Florida auto accident victims normally go to a chiropractor as the first stop in treatment for an auto accident. This is because most primary care doctors such as MD's do not treat auto accident injuries. Further if you go to the hospital after a car accident, they normally will take an x-ray, and if you don't have broken bones and are not bleeding they send you home with some Tylenol. When the back pain sets in a day or two after the accident, this is when people normally seek an auto accident doctor. The chiropractor is uniquely qualified to diagnose and treat auto accident spinal injuries. This is accomplished by numerous modalities, such as electrical stimulation, laser treatment, ultra sound, hot packs, massage and chiropractic adjustment. The course of therapy for chiropractic may need to continue several times a week, tapering off to once a week, or once a month over a course of several months. Normally patients improve after a month of chiropractic treatment. If improvement is not seen or if the patient is experiencing numbness or tingling in the arms or legs, an MRI is recommended to determine if there is a disc injury to the spine. A disc injury is known as a permanent injury and normally warrants a second opinion by an orthopedic surgeon or neurologist. If the patient fails to obtain an MRI, or the treating physician does not order an MRI, it becomes more difficult to prove the patient has a permanent injury. Chiropractors are qualified and allowed to determine whether an injury is permanent or not, however an MRI certainly bolsters the diagnosis.
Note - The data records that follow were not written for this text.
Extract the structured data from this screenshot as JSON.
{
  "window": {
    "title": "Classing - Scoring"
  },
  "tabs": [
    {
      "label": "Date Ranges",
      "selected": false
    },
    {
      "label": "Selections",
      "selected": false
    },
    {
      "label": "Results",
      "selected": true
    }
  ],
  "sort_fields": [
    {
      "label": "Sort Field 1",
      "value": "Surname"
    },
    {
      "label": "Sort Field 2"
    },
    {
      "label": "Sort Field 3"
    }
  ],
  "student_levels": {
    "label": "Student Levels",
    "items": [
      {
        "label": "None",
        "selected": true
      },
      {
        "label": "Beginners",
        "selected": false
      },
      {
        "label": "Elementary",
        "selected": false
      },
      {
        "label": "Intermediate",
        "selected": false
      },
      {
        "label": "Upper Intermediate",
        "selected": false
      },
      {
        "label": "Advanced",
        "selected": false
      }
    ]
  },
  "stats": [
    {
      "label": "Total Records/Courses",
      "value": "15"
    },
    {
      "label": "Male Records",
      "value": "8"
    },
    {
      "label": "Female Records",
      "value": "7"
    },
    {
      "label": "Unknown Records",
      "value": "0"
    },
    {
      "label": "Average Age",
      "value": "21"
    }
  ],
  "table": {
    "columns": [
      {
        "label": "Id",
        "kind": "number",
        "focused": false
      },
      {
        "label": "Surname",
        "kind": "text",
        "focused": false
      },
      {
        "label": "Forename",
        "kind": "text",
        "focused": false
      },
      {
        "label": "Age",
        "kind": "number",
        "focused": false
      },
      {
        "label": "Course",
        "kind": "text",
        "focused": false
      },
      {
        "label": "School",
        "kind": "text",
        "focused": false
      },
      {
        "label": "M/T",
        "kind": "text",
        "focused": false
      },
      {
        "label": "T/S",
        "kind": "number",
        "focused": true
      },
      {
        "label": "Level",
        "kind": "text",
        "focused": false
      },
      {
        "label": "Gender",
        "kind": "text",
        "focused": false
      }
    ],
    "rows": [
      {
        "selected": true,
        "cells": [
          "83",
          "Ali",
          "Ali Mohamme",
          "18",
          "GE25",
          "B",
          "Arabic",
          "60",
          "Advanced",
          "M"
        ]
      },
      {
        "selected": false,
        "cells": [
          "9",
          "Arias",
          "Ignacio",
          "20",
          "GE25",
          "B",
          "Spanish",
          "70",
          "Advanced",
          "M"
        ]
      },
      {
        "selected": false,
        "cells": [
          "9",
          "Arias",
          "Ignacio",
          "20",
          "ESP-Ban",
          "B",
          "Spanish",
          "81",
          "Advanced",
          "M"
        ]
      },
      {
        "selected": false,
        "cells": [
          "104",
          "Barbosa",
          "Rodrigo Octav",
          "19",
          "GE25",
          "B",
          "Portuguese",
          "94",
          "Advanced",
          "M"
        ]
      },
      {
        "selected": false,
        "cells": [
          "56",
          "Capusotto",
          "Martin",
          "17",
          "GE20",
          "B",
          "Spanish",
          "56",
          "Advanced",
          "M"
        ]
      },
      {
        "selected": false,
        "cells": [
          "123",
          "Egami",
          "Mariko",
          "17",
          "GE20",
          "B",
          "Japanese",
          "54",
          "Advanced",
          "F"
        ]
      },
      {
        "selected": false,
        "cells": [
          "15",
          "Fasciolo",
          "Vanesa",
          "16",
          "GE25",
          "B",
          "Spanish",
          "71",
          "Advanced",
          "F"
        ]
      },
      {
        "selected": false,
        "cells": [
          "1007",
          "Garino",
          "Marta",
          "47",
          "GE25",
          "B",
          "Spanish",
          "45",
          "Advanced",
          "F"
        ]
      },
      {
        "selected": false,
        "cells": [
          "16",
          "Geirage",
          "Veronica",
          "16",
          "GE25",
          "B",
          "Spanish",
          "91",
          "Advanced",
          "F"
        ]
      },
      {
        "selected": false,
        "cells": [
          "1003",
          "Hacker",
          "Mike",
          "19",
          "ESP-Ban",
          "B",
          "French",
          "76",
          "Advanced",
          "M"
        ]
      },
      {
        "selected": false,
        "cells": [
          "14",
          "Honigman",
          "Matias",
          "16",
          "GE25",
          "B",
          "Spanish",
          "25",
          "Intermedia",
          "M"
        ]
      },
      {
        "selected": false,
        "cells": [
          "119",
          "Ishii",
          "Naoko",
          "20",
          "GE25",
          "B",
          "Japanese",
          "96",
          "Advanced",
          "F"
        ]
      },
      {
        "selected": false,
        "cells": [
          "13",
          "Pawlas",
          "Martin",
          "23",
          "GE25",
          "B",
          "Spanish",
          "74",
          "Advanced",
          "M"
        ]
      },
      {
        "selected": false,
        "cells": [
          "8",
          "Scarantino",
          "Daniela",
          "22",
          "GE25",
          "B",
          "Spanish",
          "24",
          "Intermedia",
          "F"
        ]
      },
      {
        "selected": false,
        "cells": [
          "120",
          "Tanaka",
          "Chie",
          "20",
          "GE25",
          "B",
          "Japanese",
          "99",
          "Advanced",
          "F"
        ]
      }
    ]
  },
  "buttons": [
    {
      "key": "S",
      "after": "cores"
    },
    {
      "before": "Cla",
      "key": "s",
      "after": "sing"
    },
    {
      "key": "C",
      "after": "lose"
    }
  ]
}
In addition to not having imaging proof of a permanent injury that might require surgery, the lack of an MRI presents a unique problem for the personal injury lawyer. When the personal injury lawyer makes a claim for damages, the claim must be supported by medical evidence in the form of medical records. Often the only records are those of the initial visit to the hospital and the chiropractor, and no MRI. Without an MRI to prove that there was a permanent injury, and no consultation with an orthopedic surgeon or neurologist, the personal injury lawyer faces a challenge.
You need a permanent injury to be entitled to compensation for most (not all) car accident cases in Florida. This is stated in Florida’s law as follows: “In order to recover damages in tort against the owner or operator of a motor vehicle (with respect to which security has been provided as required by Florida Statutes ss 627.730-670.7405), the plaintiff may recover damages for pain, suffering, mental anguish, and inconvenience because of bodily injury, only if the injury consists of:
*Significant or permanent loss of an important bodily function
*Permanent injury within a reasonable degree of medical probability
*Significant and permanent scarring or disfigurement
Compensation for suffering, mental anguish, inconvenience, and pain are known as non-economic damages. Unfortunately, in Florida, most motor vehicle accidents will only provide the plaintiff money if they suffer a permanent injury (or another injury listed above). This permanent injury requirement is also known as the tort threshold.
Fortunately, there are exceptions to the tort threshold. Whether you qualify for compensation may depend on the specific types of vehicles involved in the accident. More specifically, you may or may not get compensation depending on whether:
You were driving a “motor vehicle” when the accident occurred; and/or
The person-at-fault was carelessly driving a “motor vehicle” when the accident occurred
While an MRI is not needed in every auto accident claim, it provides significant and important evidence to assist the personal injury attorney pursuing your claim.